→ Work to complete
In the records, find every line with the word "službu" and copy it out.

Excerpts from a dataset:

++++++++

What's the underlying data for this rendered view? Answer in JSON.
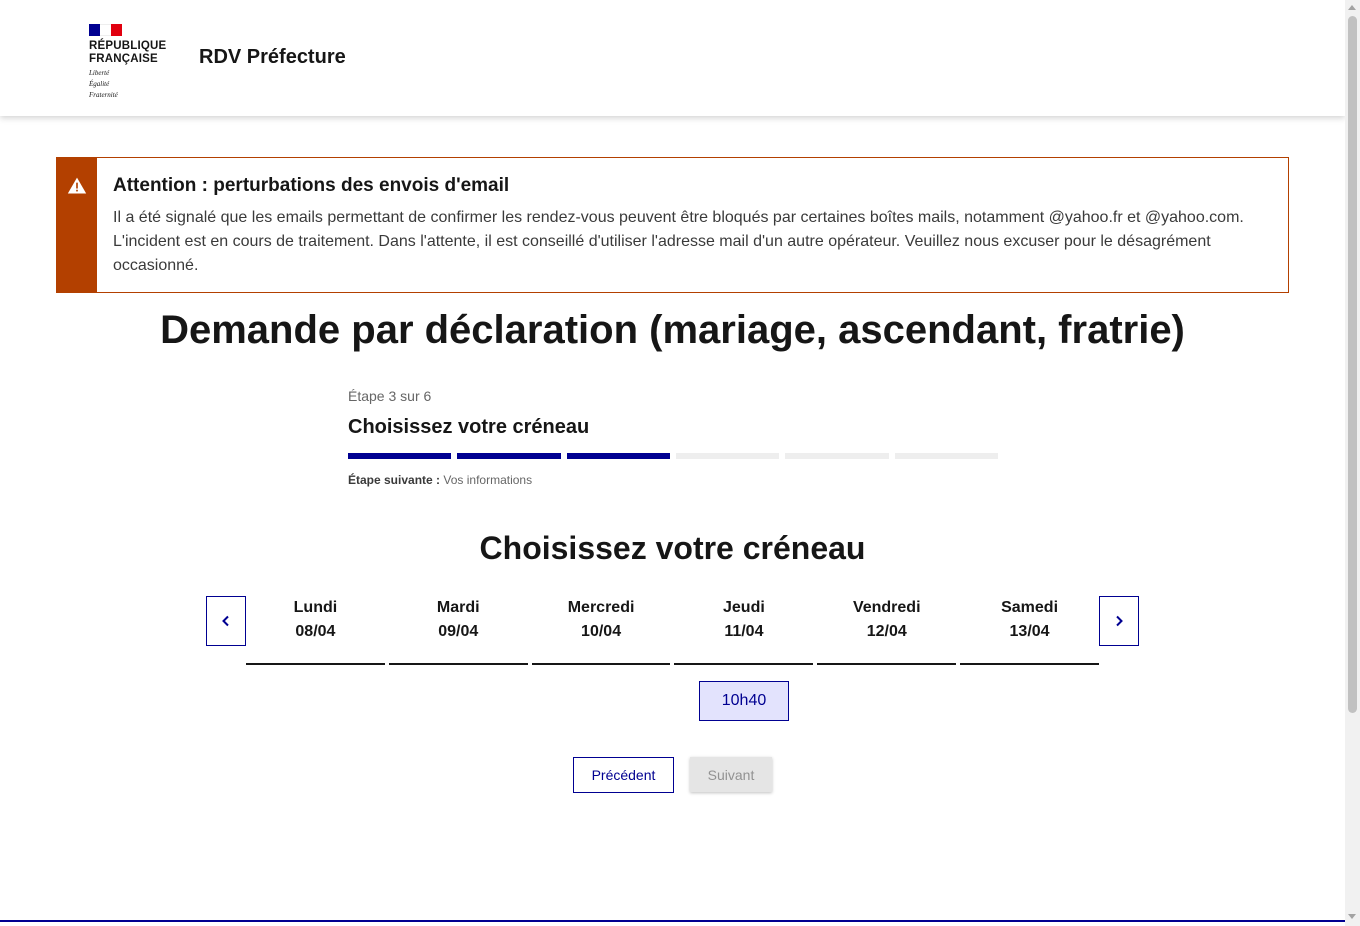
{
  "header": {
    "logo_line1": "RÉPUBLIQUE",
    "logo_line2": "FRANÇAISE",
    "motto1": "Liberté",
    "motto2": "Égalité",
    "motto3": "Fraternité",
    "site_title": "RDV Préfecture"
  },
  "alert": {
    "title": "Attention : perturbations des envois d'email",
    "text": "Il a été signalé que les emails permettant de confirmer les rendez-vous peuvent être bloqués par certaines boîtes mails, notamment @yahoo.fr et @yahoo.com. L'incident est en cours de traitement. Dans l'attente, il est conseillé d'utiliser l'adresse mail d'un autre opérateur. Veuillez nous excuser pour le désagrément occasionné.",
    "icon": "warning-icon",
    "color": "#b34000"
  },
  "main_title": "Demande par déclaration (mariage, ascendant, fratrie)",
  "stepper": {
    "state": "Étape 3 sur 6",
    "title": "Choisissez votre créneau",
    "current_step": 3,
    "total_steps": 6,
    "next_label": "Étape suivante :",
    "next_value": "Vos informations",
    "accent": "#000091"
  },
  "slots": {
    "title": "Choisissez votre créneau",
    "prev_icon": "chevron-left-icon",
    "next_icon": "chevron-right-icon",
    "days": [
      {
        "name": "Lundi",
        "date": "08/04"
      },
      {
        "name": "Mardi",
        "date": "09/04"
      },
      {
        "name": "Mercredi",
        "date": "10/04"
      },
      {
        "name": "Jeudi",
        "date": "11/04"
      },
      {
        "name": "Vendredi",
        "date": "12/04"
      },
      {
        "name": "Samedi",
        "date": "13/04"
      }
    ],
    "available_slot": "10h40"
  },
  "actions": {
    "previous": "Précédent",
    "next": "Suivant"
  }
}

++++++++

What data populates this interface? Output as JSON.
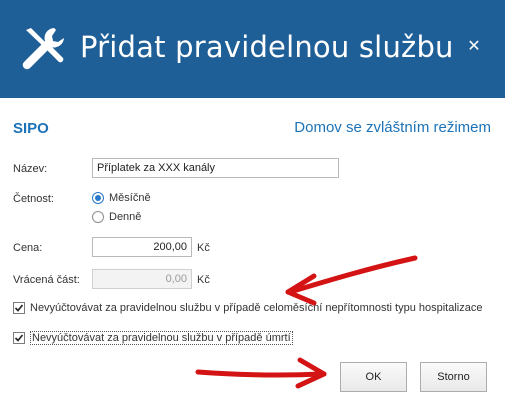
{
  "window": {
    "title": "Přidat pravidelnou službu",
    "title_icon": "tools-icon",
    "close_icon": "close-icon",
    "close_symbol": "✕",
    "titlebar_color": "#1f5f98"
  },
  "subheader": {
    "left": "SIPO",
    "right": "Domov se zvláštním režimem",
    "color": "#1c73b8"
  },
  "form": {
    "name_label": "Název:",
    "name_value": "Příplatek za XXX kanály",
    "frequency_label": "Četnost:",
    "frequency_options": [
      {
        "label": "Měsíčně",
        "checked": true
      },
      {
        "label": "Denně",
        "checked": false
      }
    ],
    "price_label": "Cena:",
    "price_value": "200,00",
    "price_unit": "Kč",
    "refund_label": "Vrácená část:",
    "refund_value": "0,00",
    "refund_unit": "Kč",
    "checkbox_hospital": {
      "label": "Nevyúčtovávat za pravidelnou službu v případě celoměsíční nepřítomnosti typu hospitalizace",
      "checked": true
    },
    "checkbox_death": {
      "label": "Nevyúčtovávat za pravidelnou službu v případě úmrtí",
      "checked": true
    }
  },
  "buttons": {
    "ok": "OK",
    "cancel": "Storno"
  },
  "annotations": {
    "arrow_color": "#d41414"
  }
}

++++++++

→ Expected answer
    "title": "Přidat pravidelnou službu",
      "label": "Nevyúčtovávat za pravidelnou službu v případě celoměsíční nepřítomnosti typu hospitalizace",
      "label": "Nevyúčtovávat za pravidelnou službu v případě úmrtí",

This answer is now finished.